The holiday season in the United States of America is close at hand, a time when families will gather in homes across the country–and think of our loved ones who may be far away or absent, give thanks for what we have, invite others into our homes, and cook and serve some great food dishes. For some families, it is a time of football rivalries and parade watching. For many young mothers and fathers, it’s a bit stressful trying to keep family traditions going while managing children and guests and preparing the holiday meal at the same time.
Childsafetyblog.org wants to remind parents that amid all the planning and preparation over the holidays they shouldn’t lose sight of safety, especially fire safety. This week in a local SafeKids Coalition meeting, we learned that the numbers of home fires throughout the year in the U.S. spike to three times the norm over the Thanksgiving holiday. Everyone needs to be concerned about the increased odds that there could be a fire in our own communities and neighborhoods, not to mention in our own homes, if we don’t pay attention to some fire safety basics.
Below are some good, basic safety tips for the holidays to help avoid fires and burns while cooking, including some from Underwriters Laboratories:
- Un-clutter the stove top. Try to keep your stove top clear of too many dishes, pots, and pans. That’s difficult considering you may be cooking for the great horde–possibly make a few things ahead… refrigerate and re-heat.
- We’ve noted this previously but it bears repeating:
DO NOT HOLD A CHILD IN ONE ARM WHILE COOKING WITH THE OTHER!
- Do not pour water on a hot greasy pot or pan–it may splatter right back in your face! Cool the pan first before immersing it in warm water.
- Never pour water on a grease fire! Turn off the burner, using an oven mitt place a lid on the burning pan to smother the flames and let the pan cool completely before touching it!
- Avoid using a turkey fryer at all cost! While frying turkeys has become popular in recent years, doing so has become one of the most typical factors in fires and burns at Thanksgiving. If you don’t believe this and need more convincing, please check out the following video on YouTube (it pretty much tells the story): http://www.youtube.com/watch?v=JHD61SGufqM
- Never place a glass casserole dish or lid on a stove or over a burner! It may explode and send shards of glass flying in all directions.
- Always stay in the kitchen while the food is cooking! Have someone else periodically inform you of the game’s scores if you’re not near the TV!
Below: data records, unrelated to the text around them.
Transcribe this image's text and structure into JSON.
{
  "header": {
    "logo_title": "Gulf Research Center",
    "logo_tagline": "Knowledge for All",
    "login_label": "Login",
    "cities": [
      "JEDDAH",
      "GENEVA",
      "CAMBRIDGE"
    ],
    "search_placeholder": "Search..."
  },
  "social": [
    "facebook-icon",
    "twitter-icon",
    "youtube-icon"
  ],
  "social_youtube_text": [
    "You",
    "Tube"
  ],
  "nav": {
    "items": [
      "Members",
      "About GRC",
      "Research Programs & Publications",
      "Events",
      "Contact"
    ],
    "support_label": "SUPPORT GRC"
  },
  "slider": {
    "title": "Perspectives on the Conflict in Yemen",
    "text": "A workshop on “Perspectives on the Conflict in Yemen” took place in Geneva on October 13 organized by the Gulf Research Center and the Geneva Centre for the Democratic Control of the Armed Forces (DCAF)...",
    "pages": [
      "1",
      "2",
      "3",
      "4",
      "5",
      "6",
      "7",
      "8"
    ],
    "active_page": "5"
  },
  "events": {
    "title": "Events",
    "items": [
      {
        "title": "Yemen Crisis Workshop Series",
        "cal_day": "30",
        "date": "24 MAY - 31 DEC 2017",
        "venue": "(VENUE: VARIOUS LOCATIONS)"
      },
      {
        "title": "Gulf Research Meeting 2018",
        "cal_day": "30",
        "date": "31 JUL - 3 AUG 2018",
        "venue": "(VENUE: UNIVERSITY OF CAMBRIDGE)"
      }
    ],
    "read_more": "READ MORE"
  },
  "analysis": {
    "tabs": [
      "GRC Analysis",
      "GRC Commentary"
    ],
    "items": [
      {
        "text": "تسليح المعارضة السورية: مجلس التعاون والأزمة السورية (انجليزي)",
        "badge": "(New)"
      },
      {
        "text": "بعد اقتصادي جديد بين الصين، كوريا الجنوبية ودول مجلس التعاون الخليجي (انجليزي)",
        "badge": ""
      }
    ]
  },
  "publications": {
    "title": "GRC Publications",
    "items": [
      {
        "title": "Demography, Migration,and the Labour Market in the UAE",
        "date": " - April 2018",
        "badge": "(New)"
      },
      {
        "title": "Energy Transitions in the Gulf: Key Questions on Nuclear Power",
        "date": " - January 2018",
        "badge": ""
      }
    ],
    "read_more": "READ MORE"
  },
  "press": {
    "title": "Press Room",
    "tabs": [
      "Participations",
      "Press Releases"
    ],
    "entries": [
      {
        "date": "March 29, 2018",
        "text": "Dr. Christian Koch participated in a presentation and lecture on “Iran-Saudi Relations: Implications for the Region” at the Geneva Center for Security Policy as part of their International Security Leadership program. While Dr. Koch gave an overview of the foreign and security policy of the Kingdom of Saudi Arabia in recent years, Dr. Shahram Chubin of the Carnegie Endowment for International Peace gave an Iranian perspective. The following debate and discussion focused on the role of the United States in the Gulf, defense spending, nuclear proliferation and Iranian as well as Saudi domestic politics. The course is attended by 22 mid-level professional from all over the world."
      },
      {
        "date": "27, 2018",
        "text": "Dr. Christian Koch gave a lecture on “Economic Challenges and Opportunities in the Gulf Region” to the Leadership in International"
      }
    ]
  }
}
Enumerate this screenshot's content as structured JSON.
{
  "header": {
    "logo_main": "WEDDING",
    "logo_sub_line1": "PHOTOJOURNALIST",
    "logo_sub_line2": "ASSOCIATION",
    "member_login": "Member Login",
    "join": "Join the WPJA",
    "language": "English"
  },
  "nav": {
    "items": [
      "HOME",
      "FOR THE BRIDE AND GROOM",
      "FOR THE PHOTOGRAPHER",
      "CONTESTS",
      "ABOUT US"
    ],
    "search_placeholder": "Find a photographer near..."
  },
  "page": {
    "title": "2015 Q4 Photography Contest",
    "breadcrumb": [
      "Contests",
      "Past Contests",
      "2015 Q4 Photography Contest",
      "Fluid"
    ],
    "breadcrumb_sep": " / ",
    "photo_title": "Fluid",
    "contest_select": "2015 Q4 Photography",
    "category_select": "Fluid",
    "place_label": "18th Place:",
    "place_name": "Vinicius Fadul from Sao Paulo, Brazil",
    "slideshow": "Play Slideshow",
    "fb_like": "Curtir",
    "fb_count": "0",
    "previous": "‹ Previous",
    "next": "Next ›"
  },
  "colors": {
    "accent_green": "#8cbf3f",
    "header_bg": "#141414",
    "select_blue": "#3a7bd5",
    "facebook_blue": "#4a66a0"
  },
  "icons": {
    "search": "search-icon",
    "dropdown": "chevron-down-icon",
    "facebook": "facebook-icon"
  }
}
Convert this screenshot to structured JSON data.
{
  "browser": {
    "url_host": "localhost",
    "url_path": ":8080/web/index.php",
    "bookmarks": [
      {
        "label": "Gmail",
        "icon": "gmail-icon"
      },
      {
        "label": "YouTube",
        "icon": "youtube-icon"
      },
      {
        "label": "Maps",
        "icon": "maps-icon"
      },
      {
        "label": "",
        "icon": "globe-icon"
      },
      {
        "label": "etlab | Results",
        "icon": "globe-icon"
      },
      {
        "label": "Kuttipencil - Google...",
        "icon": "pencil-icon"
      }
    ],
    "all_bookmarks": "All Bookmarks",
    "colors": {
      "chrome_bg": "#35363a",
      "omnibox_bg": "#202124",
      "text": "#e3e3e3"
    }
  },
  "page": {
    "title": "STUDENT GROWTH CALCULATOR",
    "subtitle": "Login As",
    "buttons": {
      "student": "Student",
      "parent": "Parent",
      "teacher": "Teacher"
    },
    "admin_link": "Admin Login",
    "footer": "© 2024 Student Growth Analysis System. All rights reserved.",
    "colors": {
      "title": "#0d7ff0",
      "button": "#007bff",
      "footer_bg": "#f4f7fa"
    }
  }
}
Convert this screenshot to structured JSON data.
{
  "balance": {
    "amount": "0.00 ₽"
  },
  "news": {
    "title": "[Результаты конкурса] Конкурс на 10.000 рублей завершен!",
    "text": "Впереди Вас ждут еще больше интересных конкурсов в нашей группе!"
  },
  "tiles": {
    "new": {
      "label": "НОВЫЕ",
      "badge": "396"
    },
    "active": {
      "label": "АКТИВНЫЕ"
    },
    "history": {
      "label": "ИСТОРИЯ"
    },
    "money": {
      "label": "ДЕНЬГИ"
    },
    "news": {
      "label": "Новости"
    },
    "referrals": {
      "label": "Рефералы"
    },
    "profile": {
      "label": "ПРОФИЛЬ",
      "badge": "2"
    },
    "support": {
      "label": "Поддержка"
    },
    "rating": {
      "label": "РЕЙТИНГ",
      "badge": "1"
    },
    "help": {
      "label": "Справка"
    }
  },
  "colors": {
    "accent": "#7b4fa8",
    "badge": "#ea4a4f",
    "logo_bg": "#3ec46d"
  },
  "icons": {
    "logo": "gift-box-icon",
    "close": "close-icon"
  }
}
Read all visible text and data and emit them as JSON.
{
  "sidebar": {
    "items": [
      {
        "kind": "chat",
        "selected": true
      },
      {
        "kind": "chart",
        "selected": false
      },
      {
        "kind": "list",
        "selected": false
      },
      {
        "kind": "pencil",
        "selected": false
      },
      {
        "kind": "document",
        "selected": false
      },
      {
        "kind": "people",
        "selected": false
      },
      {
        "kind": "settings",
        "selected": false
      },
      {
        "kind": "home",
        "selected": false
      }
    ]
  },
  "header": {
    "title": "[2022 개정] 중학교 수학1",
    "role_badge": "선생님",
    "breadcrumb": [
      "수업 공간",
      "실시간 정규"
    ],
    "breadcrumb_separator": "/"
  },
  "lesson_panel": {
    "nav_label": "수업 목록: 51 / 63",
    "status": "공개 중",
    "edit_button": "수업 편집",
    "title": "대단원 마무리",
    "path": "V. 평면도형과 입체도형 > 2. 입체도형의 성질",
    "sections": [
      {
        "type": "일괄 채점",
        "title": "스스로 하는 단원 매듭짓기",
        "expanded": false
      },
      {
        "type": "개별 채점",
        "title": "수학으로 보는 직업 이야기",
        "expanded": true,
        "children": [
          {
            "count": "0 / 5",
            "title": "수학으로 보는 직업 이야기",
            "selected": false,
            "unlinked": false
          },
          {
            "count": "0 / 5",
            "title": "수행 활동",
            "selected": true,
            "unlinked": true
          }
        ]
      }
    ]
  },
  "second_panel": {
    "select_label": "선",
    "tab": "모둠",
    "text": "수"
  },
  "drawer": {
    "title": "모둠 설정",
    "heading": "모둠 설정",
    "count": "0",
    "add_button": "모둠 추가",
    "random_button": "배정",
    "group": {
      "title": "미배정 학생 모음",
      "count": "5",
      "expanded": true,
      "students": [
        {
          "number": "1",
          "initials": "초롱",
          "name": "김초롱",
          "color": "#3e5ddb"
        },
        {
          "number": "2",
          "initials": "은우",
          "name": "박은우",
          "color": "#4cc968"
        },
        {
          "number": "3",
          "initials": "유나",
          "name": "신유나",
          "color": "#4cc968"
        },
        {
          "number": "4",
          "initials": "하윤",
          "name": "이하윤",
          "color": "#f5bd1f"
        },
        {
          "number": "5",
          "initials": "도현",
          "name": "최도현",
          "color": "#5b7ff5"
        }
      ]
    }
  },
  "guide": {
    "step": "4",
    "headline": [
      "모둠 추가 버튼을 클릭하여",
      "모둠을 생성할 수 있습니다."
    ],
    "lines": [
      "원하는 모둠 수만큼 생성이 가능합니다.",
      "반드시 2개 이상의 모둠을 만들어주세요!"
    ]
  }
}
- If you are using electrical appliances to prepare your holiday meals, such as slow cookers, electric carving knives, food processors and other peripheral cooking appliances, like hot plates, juicers, blenders, etc., look for the UL markon the appliance. Manufacturers use the Underwriters Laboratories (UL) mark to indicate that the electrical appliance meets specific safety standards.
- Keep a fire extinguisher handy in the kitchen–and know how to use it! Remember: PASS… Pull, Aim, Squeeze and Sweep! Pull the pin, aim the nozzle, squeeze the nozzle and sweep the spray back and forth while aiming at the base of the fire!
- Never wear loose clothing while cooking!
- Never lean over a stove burner when it is on or hot!
- Never pass a hot dish or pitcher of hot liquid over a child’s head or hands!
- Turn all pot and pan handles away from you
- Make sure there are good batteries in your smoke alarms! (We hope you did this, when you set your clocks back an hour a couple of weeks ago. If you didn’t, do it now!)
- Unplug small appliances which are not in use. You’ll save energy and eliminate the possibility they will automatically come on and overheat without your knowledge.
As always, Childsafetyblog.org wishes you a safe and happy holiday season.